Deputy Prime Minister Grant Robertson will become the Government’s informal Minister for Delivery, thanks to a newly created “implementation unit” within the Government’s powerful Department of Prime Minister and Cabinet, or DPMC.
The move comes after a term of Government in which several big-ticket plans fell apart as they were implemented – most notably KiwiBuild and light rail in Auckland – and is inspired by a unit set up by British PM Tony Blair.
The Government has a problem. It has failed to deliver on scores and scores of promises – from massive to minor.
The primary responsibility for ensuring promises are carried out is Ministers and their offices. That is in fact the main reason they exist. The job of a Minister is to make sure their commitments are carried out. Their office staff should have every commitment written down, and be doing monthly reports on progress.
And a competent PMs Office should co-ordinate all the Ministerial office and be advising the PM as to progress, and where there are problems. This is a core function of PMs Offices in the past.
To have to set up a unit in DPMC to do what Ministerial Offices and the PMO should have been doing for the last four years is a vote of no confidence in Ministers and their staff.
And having Grant Robertson take responsibility for it is an effective vote of no confidence in the PM and her office. Making sure the Government delivers its agenda is the job of the PM. I know when John Key was PM he met every single Minister every (off memory) three months in a one on one detailed meeting to discuss their goals and their progress.
It isn’t just me saying this is a sign of Ministerial incompetence. Danyl Mclauchlan writes at The Spinoff:
Which raises an awkward question. If policy is developed by ministerial staff and implemented by DPMC, what do all of Robertson’s ministerial colleagues and their thousands of highly paid advisers do all day?
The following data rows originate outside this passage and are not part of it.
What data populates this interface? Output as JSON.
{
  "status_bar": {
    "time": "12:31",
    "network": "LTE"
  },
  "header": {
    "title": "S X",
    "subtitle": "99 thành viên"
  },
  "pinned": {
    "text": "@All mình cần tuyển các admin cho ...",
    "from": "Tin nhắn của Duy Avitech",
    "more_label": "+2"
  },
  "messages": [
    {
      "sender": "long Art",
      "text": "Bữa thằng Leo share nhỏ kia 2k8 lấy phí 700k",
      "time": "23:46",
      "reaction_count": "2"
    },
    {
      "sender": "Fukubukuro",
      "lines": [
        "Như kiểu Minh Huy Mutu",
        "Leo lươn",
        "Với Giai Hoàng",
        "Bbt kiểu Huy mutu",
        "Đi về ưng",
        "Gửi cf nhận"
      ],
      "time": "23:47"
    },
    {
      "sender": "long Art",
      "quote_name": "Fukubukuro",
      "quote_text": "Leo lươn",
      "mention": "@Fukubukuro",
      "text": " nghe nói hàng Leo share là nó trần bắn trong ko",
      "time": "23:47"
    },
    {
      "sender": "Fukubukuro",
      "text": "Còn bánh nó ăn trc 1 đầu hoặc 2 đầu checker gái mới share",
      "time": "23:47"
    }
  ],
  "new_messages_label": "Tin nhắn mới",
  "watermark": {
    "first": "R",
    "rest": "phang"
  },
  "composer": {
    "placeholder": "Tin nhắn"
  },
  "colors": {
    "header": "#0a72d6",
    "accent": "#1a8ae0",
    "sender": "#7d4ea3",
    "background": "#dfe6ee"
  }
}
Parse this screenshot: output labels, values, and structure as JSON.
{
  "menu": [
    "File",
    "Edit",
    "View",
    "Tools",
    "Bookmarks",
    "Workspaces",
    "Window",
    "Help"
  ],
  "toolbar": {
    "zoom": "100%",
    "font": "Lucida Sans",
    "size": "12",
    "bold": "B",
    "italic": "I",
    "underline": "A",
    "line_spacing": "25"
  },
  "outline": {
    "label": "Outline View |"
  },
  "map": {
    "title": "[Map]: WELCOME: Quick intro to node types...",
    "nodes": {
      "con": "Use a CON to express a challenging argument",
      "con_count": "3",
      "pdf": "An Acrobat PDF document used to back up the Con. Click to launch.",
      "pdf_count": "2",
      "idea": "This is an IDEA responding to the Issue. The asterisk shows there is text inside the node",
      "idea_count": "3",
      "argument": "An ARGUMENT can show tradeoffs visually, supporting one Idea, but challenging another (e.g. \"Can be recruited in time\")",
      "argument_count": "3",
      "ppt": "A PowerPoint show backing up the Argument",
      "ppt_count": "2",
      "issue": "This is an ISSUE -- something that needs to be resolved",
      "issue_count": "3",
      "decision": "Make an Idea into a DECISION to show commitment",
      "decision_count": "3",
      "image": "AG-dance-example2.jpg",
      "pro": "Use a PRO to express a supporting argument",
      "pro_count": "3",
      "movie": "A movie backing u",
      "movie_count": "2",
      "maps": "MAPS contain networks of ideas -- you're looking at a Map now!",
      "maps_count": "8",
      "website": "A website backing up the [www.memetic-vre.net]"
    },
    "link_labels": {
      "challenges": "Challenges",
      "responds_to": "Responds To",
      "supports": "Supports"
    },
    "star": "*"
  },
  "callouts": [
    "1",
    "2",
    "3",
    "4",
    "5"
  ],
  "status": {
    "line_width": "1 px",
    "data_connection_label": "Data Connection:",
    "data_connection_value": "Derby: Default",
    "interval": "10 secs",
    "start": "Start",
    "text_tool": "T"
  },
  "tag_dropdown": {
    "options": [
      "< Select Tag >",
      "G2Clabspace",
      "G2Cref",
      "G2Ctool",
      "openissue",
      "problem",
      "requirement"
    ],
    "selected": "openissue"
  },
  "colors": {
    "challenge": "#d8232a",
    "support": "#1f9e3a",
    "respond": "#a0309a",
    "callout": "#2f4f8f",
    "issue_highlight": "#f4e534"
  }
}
Because the description of the Implementation Unit sounds an awful lot like the current role of a ministerial office.
Taxpayers spend $73 million on Ministerial Services so Ministers have offices and staff who can deliver policy.